TASK DETAILS: Return each line of the records holding the string "lane".

....

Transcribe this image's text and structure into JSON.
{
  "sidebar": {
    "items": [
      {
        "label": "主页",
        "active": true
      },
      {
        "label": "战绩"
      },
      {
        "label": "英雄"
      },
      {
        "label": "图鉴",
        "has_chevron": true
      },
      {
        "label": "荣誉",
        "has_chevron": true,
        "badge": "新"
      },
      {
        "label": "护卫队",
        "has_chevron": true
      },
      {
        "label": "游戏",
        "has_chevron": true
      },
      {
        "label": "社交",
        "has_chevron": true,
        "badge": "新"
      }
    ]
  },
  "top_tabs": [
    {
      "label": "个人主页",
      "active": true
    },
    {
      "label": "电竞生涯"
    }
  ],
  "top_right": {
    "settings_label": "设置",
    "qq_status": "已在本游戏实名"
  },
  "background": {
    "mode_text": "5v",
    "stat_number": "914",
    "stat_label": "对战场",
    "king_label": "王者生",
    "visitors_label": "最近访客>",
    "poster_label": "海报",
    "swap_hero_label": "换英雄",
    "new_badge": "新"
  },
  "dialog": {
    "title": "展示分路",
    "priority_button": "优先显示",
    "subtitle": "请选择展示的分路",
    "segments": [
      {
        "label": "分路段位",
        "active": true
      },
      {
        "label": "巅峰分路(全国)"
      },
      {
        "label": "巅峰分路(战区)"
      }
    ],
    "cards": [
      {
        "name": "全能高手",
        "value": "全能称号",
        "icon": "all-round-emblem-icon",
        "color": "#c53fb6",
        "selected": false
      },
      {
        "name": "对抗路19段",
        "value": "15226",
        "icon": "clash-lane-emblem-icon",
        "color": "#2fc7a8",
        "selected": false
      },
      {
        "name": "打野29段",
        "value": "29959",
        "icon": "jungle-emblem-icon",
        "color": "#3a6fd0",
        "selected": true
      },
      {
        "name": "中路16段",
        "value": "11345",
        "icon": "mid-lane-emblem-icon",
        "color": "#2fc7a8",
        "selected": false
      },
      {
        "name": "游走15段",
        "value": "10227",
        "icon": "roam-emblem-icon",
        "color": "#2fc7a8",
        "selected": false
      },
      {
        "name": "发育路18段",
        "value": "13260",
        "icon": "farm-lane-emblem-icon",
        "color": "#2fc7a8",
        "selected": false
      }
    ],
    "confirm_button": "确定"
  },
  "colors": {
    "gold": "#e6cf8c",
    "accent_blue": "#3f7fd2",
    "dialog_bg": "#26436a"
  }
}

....

ANSWER TO THE PROBLEM:
        "icon": "clash-lane-emblem-icon",
        "icon": "mid-lane-emblem-icon",
        "icon": "farm-lane-emblem-icon",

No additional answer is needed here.